(SUPPLIED DATA begins)

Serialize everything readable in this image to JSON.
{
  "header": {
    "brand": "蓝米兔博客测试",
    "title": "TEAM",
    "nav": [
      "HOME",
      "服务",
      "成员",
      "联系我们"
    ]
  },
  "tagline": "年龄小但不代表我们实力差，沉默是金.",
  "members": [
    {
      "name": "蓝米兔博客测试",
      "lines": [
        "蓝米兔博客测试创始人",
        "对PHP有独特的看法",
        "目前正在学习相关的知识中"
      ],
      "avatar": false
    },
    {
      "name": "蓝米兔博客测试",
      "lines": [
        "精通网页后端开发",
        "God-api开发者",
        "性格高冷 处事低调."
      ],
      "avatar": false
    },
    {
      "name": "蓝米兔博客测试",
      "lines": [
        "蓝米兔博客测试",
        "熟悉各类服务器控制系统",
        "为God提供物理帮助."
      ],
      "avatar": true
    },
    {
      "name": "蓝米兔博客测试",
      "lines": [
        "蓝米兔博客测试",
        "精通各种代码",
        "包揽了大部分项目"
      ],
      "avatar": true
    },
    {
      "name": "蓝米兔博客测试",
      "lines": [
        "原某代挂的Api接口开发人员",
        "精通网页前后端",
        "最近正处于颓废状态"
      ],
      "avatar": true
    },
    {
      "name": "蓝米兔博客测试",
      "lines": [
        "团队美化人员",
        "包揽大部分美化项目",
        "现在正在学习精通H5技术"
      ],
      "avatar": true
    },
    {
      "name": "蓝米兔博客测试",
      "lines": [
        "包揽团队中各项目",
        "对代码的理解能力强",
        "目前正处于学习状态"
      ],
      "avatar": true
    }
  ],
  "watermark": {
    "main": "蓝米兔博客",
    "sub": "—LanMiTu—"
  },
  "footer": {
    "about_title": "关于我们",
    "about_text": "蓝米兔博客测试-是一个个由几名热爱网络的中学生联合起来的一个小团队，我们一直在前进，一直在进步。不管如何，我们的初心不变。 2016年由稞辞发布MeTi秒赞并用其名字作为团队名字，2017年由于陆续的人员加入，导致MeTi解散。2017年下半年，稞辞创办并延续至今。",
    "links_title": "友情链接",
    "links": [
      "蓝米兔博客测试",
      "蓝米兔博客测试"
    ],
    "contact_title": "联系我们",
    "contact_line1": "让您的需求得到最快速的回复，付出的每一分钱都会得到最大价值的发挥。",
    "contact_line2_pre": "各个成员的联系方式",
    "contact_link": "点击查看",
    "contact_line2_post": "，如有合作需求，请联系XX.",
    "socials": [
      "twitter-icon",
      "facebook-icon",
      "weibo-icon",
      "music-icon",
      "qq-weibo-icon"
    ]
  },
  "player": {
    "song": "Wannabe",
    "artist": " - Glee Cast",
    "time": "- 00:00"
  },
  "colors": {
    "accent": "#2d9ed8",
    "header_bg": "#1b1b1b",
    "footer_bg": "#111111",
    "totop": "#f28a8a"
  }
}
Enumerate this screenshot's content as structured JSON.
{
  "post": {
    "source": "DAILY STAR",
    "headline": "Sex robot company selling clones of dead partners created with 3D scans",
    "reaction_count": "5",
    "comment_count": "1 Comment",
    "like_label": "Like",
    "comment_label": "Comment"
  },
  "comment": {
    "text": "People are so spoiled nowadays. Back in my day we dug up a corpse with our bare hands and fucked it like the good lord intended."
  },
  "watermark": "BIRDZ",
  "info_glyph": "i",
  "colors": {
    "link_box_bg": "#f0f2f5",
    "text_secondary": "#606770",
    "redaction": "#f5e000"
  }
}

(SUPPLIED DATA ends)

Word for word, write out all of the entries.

Serialize everything readable in this image to JSON.
{
  "header": {
    "brand": "蓝米兔博客测试",
    "title": "TEAM",
    "nav": [
      "HOME",
      "服务",
      "成员",
      "联系我们"
    ]
  },
  "tagline": "年龄小但不代表我们实力差，沉默是金.",
  "members": [
    {
      "name": "蓝米兔博客测试",
      "lines": [
        "蓝米兔博客测试创始人",
        "对PHP有独特的看法",
        "目前正在学习相关的知识中"
      ],
      "avatar": false
    },
    {
      "name": "蓝米兔博客测试",
      "lines": [
        "精通网页后端开发",
        "God-api开发者",
        "性格高冷 处事低调."
      ],
      "avatar": false
    },
    {
      "name": "蓝米兔博客测试",
      "lines": [
        "蓝米兔博客测试",
        "熟悉各类服务器控制系统",
        "为God提供物理帮助."
      ],
      "avatar": true
    },
    {
      "name": "蓝米兔博客测试",
      "lines": [
        "蓝米兔博客测试",
        "精通各种代码",
        "包揽了大部分项目"
      ],
      "avatar": true
    },
    {
      "name": "蓝米兔博客测试",
      "lines": [
        "原某代挂的Api接口开发人员",
        "精通网页前后端",
        "最近正处于颓废状态"
      ],
      "avatar": true
    },
    {
      "name": "蓝米兔博客测试",
      "lines": [
        "团队美化人员",
        "包揽大部分美化项目",
        "现在正在学习精通H5技术"
      ],
      "avatar": true
    },
    {
      "name": "蓝米兔博客测试",
      "lines": [
        "包揽团队中各项目",
        "对代码的理解能力强",
        "目前正处于学习状态"
      ],
      "avatar": true
    }
  ],
  "watermark": {
    "main": "蓝米兔博客",
    "sub": "—LanMiTu—"
  },
  "footer": {
    "about_title": "关于我们",
    "about_text": "蓝米兔博客测试-是一个个由几名热爱网络的中学生联合起来的一个小团队，我们一直在前进，一直在进步。不管如何，我们的初心不变。 2016年由稞辞发布MeTi秒赞并用其名字作为团队名字，2017年由于陆续的人员加入，导致MeTi解散。2017年下半年，稞辞创办并延续至今。",
    "links_title": "友情链接",
    "links": [
      "蓝米兔博客测试",
      "蓝米兔博客测试"
    ],
    "contact_title": "联系我们",
    "contact_line1": "让您的需求得到最快速的回复，付出的每一分钱都会得到最大价值的发挥。",
    "contact_line2_pre": "各个成员的联系方式",
    "contact_link": "点击查看",
    "contact_line2_post": "，如有合作需求，请联系XX.",
    "socials": [
      "twitter-icon",
      "facebook-icon",
      "weibo-icon",
      "music-icon",
      "qq-weibo-icon"
    ]
  },
  "player": {
    "song": "Wannabe",
    "artist": " - Glee Cast",
    "time": "- 00:00"
  },
  "colors": {
    "accent": "#2d9ed8",
    "header_bg": "#1b1b1b",
    "footer_bg": "#111111",
    "totop": "#f28a8a"
  }
}
Enumerate this screenshot's content as structured JSON.
{
  "post": {
    "source": "DAILY STAR",
    "headline": "Sex robot company selling clones of dead partners created with 3D scans",
    "reaction_count": "5",
    "comment_count": "1 Comment",
    "like_label": "Like",
    "comment_label": "Comment"
  },
  "comment": {
    "text": "People are so spoiled nowadays. Back in my day we dug up a corpse with our bare hands and fucked it like the good lord intended."
  },
  "watermark": "BIRDZ",
  "info_glyph": "i",
  "colors": {
    "link_box_bg": "#f0f2f5",
    "text_secondary": "#606770",
    "redaction": "#f5e000"
  }
}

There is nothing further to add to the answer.